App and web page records
=====

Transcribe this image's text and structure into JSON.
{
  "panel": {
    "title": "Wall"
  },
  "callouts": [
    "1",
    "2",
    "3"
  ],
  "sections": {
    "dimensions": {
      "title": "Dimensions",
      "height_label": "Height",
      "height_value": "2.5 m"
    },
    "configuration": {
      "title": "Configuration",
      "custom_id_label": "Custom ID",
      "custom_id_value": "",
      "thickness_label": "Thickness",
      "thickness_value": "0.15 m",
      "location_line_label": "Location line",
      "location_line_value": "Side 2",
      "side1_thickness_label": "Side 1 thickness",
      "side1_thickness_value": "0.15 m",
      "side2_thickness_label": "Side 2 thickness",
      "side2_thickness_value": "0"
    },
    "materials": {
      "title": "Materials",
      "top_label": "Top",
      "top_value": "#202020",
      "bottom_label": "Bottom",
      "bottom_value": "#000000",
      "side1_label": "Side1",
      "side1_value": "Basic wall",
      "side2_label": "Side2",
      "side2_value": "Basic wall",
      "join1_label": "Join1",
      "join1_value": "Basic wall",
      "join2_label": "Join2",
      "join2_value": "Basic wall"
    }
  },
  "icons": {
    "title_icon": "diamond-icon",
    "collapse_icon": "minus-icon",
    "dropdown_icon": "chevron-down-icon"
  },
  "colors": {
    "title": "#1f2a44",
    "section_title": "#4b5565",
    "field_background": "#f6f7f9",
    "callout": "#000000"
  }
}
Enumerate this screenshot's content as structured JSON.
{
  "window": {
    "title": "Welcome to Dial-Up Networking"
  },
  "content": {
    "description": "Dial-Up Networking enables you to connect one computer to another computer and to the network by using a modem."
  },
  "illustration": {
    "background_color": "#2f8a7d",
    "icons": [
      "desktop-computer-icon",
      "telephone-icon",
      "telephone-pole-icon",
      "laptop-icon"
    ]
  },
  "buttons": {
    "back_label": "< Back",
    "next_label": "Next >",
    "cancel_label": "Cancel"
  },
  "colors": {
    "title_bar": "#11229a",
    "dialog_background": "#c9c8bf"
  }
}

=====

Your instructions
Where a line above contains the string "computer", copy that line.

Your solution
    "description": "Dial-Up Networking enables you to connect one computer to another computer and to the network by using a modem."
      "desktop-computer-icon",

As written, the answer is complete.